● Work request
Which lines of the records below contain the word "tempo"? Report each of them in full.

● Available records
┄┄┄┄┄┄┄┄┄┄┄┄┄┄┄┄┄┄┄┄

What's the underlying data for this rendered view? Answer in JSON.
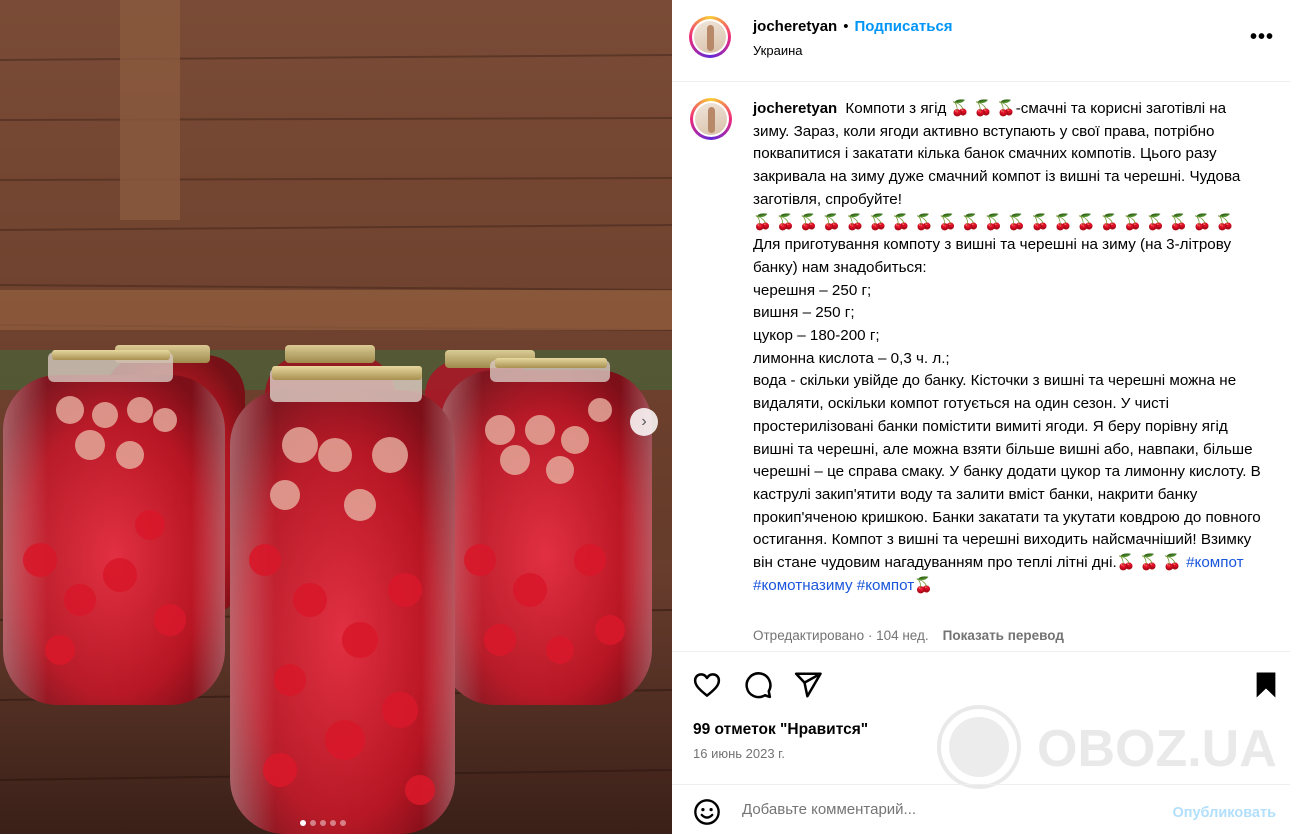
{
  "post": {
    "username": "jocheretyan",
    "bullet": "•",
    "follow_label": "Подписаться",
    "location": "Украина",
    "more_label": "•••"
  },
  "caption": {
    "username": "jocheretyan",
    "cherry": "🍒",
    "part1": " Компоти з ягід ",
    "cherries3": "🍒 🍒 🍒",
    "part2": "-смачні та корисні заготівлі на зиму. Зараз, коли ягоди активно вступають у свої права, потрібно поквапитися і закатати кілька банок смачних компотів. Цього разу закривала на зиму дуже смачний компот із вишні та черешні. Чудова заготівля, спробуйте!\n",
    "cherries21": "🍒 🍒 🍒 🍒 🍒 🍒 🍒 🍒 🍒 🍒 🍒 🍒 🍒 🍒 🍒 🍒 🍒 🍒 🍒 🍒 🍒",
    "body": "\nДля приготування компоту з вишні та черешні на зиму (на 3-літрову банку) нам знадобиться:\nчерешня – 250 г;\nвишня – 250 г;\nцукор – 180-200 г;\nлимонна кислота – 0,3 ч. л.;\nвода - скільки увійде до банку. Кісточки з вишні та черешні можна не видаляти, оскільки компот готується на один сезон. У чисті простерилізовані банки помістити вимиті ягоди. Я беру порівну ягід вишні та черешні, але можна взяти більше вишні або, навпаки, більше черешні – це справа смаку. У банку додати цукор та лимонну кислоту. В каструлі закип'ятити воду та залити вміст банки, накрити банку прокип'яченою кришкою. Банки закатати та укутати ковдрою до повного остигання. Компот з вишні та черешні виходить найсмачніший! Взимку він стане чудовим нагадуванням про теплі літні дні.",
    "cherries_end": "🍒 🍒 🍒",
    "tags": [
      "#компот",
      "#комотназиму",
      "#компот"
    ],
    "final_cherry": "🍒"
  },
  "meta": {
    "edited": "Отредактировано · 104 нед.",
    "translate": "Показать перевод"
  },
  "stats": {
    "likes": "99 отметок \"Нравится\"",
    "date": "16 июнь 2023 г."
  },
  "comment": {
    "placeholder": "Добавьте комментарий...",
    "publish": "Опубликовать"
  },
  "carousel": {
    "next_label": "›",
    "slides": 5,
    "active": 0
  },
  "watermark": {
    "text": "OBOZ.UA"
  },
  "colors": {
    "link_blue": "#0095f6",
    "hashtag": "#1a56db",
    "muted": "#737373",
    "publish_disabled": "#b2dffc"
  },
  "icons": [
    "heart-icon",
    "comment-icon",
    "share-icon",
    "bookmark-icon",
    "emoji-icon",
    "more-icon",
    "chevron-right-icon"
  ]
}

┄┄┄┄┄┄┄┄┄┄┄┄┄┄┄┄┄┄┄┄

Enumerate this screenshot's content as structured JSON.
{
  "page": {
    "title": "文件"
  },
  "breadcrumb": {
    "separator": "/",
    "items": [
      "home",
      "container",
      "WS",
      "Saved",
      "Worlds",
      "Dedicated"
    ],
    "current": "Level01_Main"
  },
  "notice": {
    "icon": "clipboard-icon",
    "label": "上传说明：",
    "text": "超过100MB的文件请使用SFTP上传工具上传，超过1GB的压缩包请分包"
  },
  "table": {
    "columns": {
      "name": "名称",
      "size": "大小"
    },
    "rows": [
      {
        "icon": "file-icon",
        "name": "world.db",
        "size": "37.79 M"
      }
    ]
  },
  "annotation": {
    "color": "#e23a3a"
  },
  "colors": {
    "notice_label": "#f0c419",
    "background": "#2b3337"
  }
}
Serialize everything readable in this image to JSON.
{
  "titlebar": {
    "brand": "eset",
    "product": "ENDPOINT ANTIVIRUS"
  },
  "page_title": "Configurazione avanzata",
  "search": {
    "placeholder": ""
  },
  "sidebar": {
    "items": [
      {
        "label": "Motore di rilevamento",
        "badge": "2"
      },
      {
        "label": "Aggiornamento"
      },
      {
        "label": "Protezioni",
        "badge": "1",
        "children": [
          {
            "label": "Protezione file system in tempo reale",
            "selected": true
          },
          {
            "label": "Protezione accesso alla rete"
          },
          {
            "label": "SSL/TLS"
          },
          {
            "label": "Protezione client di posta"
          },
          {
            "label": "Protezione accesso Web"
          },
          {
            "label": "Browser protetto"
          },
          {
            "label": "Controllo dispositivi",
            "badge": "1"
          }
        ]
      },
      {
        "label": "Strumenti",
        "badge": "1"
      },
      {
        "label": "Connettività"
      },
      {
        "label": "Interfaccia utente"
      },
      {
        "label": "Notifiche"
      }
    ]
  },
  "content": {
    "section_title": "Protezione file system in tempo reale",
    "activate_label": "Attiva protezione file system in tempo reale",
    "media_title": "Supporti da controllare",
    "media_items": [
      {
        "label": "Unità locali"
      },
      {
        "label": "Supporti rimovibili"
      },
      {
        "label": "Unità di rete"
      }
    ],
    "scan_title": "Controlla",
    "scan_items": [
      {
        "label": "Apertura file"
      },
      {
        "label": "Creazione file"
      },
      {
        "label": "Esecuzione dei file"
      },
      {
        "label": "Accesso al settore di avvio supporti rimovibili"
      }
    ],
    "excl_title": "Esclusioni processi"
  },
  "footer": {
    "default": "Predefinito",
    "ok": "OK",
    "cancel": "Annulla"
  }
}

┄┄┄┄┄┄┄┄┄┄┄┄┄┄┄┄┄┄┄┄

● Written reply
            "label": "Protezione file system in tempo reale",
    "section_title": "Protezione file system in tempo reale",
    "activate_label": "Attiva protezione file system in tempo reale",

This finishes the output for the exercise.